## [WORK TASK]
An exact copy of all the data is required.

Entries from a dataset of interfaces:
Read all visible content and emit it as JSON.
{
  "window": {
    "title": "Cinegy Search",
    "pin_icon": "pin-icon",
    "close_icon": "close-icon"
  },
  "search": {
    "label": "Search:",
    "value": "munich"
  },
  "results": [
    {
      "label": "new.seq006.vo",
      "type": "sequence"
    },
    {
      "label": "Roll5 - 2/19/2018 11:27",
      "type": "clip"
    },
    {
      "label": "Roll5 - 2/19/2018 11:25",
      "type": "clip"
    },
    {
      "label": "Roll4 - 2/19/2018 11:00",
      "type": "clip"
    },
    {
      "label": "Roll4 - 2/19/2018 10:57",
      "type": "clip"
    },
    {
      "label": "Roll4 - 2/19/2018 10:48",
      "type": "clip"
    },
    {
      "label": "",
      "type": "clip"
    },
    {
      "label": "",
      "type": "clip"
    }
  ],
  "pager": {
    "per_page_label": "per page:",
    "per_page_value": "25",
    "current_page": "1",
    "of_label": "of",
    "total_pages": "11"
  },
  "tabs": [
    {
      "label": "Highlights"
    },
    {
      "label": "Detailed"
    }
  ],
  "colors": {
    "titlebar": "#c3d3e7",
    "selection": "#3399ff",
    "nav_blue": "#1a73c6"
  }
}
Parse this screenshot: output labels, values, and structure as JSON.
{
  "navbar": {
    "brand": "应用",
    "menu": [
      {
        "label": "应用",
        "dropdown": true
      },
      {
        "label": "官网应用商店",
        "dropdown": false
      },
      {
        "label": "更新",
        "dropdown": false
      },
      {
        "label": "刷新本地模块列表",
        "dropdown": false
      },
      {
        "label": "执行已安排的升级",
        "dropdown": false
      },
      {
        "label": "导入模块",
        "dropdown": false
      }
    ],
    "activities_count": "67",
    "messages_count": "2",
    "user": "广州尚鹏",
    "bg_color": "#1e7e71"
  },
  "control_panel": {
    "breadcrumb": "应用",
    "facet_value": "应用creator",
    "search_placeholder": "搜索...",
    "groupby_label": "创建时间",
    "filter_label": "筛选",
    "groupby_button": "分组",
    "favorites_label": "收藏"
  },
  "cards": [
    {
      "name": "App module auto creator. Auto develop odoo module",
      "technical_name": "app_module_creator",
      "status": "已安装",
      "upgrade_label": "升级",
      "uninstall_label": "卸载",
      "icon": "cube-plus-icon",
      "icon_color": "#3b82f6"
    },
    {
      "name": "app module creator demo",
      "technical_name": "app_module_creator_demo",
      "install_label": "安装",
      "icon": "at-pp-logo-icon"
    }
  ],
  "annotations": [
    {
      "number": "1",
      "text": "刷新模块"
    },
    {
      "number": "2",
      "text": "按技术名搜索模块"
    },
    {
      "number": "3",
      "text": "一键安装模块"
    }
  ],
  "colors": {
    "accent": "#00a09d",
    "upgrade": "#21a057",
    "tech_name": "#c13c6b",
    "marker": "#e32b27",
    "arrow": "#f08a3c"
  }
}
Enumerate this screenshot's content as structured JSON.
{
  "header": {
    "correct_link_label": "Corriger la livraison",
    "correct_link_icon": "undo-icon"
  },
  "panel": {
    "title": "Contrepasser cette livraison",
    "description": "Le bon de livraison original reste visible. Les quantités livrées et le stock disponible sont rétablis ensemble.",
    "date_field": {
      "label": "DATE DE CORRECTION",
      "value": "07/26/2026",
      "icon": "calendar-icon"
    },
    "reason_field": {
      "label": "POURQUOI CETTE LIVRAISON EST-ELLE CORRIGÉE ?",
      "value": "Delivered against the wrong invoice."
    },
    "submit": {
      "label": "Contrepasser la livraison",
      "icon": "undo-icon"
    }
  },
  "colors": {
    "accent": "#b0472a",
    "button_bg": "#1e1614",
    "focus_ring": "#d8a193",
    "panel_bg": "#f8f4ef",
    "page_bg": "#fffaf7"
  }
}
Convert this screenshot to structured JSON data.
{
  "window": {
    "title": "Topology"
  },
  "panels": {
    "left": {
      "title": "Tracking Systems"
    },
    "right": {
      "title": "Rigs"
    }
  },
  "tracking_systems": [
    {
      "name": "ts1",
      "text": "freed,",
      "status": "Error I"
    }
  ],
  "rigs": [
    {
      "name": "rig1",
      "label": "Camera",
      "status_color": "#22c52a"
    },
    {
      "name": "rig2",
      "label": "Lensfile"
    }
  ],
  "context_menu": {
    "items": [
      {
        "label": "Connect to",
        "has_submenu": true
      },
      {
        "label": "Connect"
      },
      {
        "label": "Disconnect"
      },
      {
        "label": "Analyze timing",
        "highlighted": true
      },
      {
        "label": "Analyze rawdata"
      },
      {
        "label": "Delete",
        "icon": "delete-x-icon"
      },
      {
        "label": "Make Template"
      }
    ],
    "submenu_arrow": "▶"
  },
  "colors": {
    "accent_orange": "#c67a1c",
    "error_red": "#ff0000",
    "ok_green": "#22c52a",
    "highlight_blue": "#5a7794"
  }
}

## [SOLUTION TO THE PROBLEM]
Read all visible content and emit it as JSON.
{
  "window": {
    "title": "Cinegy Search",
    "pin_icon": "pin-icon",
    "close_icon": "close-icon"
  },
  "search": {
    "label": "Search:",
    "value": "munich"
  },
  "results": [
    {
      "label": "new.seq006.vo",
      "type": "sequence"
    },
    {
      "label": "Roll5 - 2/19/2018 11:27",
      "type": "clip"
    },
    {
      "label": "Roll5 - 2/19/2018 11:25",
      "type": "clip"
    },
    {
      "label": "Roll4 - 2/19/2018 11:00",
      "type": "clip"
    },
    {
      "label": "Roll4 - 2/19/2018 10:57",
      "type": "clip"
    },
    {
      "label": "Roll4 - 2/19/2018 10:48",
      "type": "clip"
    },
    {
      "label": "",
      "type": "clip"
    },
    {
      "label": "",
      "type": "clip"
    }
  ],
  "pager": {
    "per_page_label": "per page:",
    "per_page_value": "25",
    "current_page": "1",
    "of_label": "of",
    "total_pages": "11"
  },
  "tabs": [
    {
      "label": "Highlights"
    },
    {
      "label": "Detailed"
    }
  ],
  "colors": {
    "titlebar": "#c3d3e7",
    "selection": "#3399ff",
    "nav_blue": "#1a73c6"
  }
}
Parse this screenshot: output labels, values, and structure as JSON.
{
  "navbar": {
    "brand": "应用",
    "menu": [
      {
        "label": "应用",
        "dropdown": true
      },
      {
        "label": "官网应用商店",
        "dropdown": false
      },
      {
        "label": "更新",
        "dropdown": false
      },
      {
        "label": "刷新本地模块列表",
        "dropdown": false
      },
      {
        "label": "执行已安排的升级",
        "dropdown": false
      },
      {
        "label": "导入模块",
        "dropdown": false
      }
    ],
    "activities_count": "67",
    "messages_count": "2",
    "user": "广州尚鹏",
    "bg_color": "#1e7e71"
  },
  "control_panel": {
    "breadcrumb": "应用",
    "facet_value": "应用creator",
    "search_placeholder": "搜索...",
    "groupby_label": "创建时间",
    "filter_label": "筛选",
    "groupby_button": "分组",
    "favorites_label": "收藏"
  },
  "cards": [
    {
      "name": "App module auto creator. Auto develop odoo module",
      "technical_name": "app_module_creator",
      "status": "已安装",
      "upgrade_label": "升级",
      "uninstall_label": "卸载",
      "icon": "cube-plus-icon",
      "icon_color": "#3b82f6"
    },
    {
      "name": "app module creator demo",
      "technical_name": "app_module_creator_demo",
      "install_label": "安装",
      "icon": "at-pp-logo-icon"
    }
  ],
  "annotations": [
    {
      "number": "1",
      "text": "刷新模块"
    },
    {
      "number": "2",
      "text": "按技术名搜索模块"
    },
    {
      "number": "3",
      "text": "一键安装模块"
    }
  ],
  "colors": {
    "accent": "#00a09d",
    "upgrade": "#21a057",
    "tech_name": "#c13c6b",
    "marker": "#e32b27",
    "arrow": "#f08a3c"
  }
}
Enumerate this screenshot's content as structured JSON.
{
  "header": {
    "correct_link_label": "Corriger la livraison",
    "correct_link_icon": "undo-icon"
  },
  "panel": {
    "title": "Contrepasser cette livraison",
    "description": "Le bon de livraison original reste visible. Les quantités livrées et le stock disponible sont rétablis ensemble.",
    "date_field": {
      "label": "DATE DE CORRECTION",
      "value": "07/26/2026",
      "icon": "calendar-icon"
    },
    "reason_field": {
      "label": "POURQUOI CETTE LIVRAISON EST-ELLE CORRIGÉE ?",
      "value": "Delivered against the wrong invoice."
    },
    "submit": {
      "label": "Contrepasser la livraison",
      "icon": "undo-icon"
    }
  },
  "colors": {
    "accent": "#b0472a",
    "button_bg": "#1e1614",
    "focus_ring": "#d8a193",
    "panel_bg": "#f8f4ef",
    "page_bg": "#fffaf7"
  }
}
Convert this screenshot to structured JSON data.
{
  "window": {
    "title": "Topology"
  },
  "panels": {
    "left": {
      "title": "Tracking Systems"
    },
    "right": {
      "title": "Rigs"
    }
  },
  "tracking_systems": [
    {
      "name": "ts1",
      "text": "freed,",
      "status": "Error I"
    }
  ],
  "rigs": [
    {
      "name": "rig1",
      "label": "Camera",
      "status_color": "#22c52a"
    },
    {
      "name": "rig2",
      "label": "Lensfile"
    }
  ],
  "context_menu": {
    "items": [
      {
        "label": "Connect to",
        "has_submenu": true
      },
      {
        "label": "Connect"
      },
      {
        "label": "Disconnect"
      },
      {
        "label": "Analyze timing",
        "highlighted": true
      },
      {
        "label": "Analyze rawdata"
      },
      {
        "label": "Delete",
        "icon": "delete-x-icon"
      },
      {
        "label": "Make Template"
      }
    ],
    "submenu_arrow": "▶"
  },
  "colors": {
    "accent_orange": "#c67a1c",
    "error_red": "#ff0000",
    "ok_green": "#22c52a",
    "highlight_blue": "#5a7794"
  }
}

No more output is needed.